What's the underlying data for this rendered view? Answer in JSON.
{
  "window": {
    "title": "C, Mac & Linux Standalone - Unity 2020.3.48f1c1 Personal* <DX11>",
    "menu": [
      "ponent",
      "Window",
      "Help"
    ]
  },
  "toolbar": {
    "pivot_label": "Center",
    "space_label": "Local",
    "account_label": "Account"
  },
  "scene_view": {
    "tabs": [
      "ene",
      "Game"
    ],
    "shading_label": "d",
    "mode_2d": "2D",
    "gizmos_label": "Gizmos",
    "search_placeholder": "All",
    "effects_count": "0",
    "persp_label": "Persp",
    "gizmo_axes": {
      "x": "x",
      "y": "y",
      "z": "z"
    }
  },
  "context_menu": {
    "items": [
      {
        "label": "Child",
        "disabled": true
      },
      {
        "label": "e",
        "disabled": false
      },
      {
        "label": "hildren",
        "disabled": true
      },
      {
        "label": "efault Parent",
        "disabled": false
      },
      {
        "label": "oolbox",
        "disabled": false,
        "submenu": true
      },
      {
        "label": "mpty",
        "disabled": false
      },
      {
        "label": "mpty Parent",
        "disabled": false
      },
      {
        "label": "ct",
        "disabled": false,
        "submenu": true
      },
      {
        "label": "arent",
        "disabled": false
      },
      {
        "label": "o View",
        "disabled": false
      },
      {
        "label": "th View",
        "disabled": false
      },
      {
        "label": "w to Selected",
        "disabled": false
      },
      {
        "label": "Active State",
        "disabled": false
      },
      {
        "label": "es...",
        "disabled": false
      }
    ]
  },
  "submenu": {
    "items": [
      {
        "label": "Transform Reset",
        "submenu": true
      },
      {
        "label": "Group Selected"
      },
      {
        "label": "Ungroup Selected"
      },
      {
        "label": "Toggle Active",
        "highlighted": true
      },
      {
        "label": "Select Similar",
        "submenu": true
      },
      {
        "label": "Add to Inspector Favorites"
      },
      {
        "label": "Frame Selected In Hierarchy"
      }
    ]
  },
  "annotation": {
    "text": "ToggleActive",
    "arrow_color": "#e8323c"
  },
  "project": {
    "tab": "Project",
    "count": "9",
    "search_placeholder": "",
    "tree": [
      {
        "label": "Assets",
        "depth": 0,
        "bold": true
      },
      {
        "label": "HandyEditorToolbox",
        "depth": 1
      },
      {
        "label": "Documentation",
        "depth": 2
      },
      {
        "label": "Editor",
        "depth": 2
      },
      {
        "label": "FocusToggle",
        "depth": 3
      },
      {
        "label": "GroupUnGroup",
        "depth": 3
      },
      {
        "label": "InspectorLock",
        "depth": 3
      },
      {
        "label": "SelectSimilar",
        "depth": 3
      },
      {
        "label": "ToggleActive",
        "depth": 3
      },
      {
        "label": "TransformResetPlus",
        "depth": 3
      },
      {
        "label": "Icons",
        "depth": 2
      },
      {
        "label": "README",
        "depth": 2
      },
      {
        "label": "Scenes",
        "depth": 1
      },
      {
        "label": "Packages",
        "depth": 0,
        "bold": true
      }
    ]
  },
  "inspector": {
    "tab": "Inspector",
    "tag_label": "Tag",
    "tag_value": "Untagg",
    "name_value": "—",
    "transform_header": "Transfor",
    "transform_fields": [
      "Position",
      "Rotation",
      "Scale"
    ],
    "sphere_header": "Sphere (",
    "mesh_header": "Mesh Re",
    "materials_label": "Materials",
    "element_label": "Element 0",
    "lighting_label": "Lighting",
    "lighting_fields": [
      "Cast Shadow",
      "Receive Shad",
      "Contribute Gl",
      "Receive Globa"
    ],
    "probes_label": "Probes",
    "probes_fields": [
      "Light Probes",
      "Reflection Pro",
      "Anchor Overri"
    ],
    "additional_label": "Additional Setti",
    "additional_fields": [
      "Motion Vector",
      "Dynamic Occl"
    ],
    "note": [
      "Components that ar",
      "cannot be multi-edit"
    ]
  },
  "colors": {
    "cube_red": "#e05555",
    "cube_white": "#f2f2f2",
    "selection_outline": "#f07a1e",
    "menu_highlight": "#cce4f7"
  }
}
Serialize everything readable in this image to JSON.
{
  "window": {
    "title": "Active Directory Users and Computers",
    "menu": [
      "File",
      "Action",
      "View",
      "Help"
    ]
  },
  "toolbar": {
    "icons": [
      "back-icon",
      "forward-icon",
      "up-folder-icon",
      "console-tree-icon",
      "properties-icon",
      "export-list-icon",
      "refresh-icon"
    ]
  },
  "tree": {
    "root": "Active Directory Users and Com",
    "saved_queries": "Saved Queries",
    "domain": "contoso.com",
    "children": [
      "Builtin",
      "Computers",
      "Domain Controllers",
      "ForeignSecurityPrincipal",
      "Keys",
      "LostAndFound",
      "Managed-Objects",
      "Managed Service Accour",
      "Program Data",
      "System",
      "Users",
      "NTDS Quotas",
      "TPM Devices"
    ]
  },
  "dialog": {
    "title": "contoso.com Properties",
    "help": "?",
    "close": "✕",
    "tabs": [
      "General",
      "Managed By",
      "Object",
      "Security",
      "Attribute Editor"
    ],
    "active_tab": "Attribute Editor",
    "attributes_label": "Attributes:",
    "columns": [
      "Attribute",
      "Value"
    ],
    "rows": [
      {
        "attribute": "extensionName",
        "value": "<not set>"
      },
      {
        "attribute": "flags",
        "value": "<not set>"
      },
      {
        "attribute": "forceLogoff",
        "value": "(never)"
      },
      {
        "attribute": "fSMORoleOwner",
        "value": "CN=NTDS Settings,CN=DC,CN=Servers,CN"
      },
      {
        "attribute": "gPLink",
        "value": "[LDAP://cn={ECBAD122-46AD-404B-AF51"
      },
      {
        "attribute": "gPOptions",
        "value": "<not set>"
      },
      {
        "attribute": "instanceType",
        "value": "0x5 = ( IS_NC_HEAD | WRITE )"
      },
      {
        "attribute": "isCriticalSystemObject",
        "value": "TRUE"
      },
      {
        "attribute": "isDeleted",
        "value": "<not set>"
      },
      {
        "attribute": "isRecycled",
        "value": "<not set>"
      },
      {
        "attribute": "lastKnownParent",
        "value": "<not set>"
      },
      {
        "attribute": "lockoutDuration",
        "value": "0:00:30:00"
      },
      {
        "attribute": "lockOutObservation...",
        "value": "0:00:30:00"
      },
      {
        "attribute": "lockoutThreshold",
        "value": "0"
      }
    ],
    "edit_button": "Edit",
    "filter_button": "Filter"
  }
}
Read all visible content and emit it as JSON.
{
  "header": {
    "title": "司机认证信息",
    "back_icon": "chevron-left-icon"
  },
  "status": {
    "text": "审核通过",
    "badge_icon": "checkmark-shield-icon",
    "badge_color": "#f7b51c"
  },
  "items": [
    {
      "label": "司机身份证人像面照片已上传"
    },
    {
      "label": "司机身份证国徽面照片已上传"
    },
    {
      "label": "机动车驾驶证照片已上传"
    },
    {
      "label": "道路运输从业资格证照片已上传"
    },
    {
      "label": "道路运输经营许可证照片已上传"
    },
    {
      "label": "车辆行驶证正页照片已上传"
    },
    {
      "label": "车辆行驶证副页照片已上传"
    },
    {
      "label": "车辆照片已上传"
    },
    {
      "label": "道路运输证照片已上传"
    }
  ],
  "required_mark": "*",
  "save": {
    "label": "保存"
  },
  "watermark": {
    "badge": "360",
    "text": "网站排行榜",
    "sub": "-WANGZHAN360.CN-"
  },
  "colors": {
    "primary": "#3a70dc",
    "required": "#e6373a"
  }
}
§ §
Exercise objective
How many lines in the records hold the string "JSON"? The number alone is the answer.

Solution to this task
3